Several valsartan-containing drugs, which are commonly used to treat high blood pressure, have been recalled over contamination fears, the Food and Drug Administration announced late last week, and local pharmacists said that patients in Covington County should not worry.

Bailey’s Pharmacist Jeff Bailey said that Losartan is more common in Covington County, but he has had several patients asking if it is still OK to take it.

“I’ve had five people ask me today if Losartan is OK to take,” Bailey said. “And from what I can tell, I am pretty sure it is still fine to take.”

David Darby from Darby’s Pharmacy agreed that Losartan is more common in Covington County, but in his Mobile store valsartan is more common.

“It is fairly common in Covington County, but not as much as Losartan,” Darby said. “We don’t have any Valsartan in our Andalusia stores, so we haven’t had to take any off the shelves, but we started taking them down in Mobile.”

According to the FDA, the medications were tainted with N-nitrosodimethylamine, a compound that has been linked to cancer. As a result, three companies have voluntarily recalled their products that contain Valsartan.

Darby said that the medication was made in China and was a counterfeit.

“All the medication being made in China and India is becoming a real issue,” Darby said. “They are making counterfeit drugs and selling them to American companies.”

Bailey said that the biggest challenge that he is facing is trying to get in touch with doctors because he is getting patients coming in with refills of valsartan.

“We have taken all of our valsartan off the shelves,” Bailey said. “But we have had several patients come in the past couple of days trying to get a refill of the medication.”

According to the FDA:

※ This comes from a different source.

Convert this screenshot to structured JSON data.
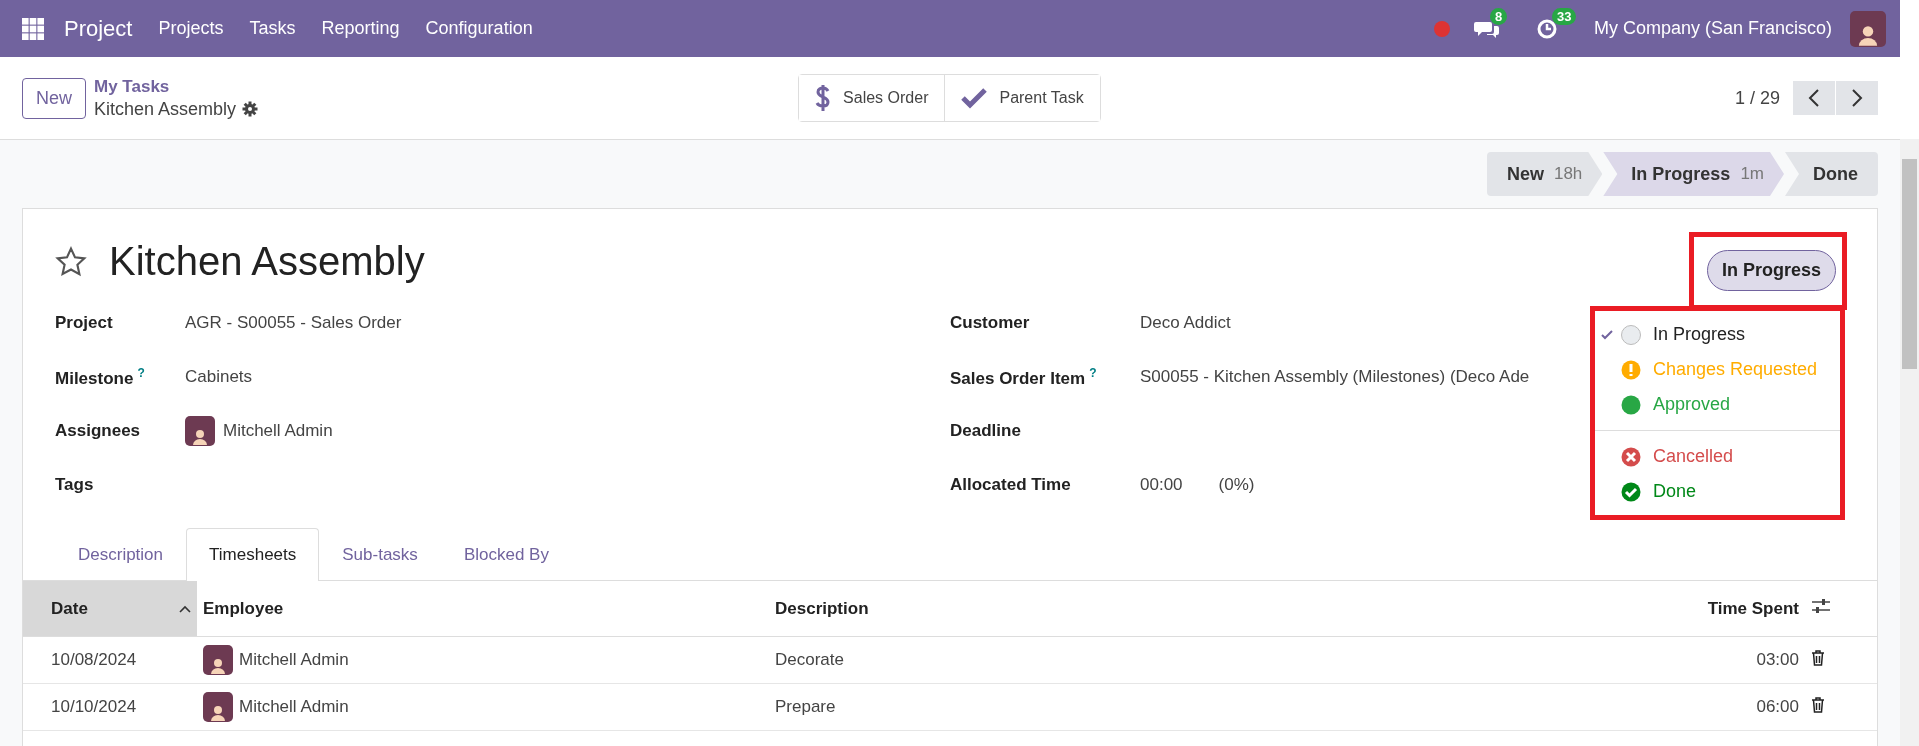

  • Because valsartan is used in medicines to treat serious medical conditions, patients taking the recalled valsartan-containing medicines should continue taking their medicine until they have a replacement product.
  • To determine whether a specific product has been recalled, patients should look at the drug name and company name on the label of their prescription bottle. If the information is not on the bottle, patients should contact the pharmacy that dispensed the medicine.
  • If a patient is taking valsartan, they should follow the recall instructions provided by the specific company. This information will be posted to the FDA’s website.
  • Patients should also contact their health care professional (the pharmacist who dispensed the medication or doctor who prescribed the medication) if their medicine is included in this recall to discuss their treatment, which may include another valsartan product not affected by this recall or an alternative treatment option.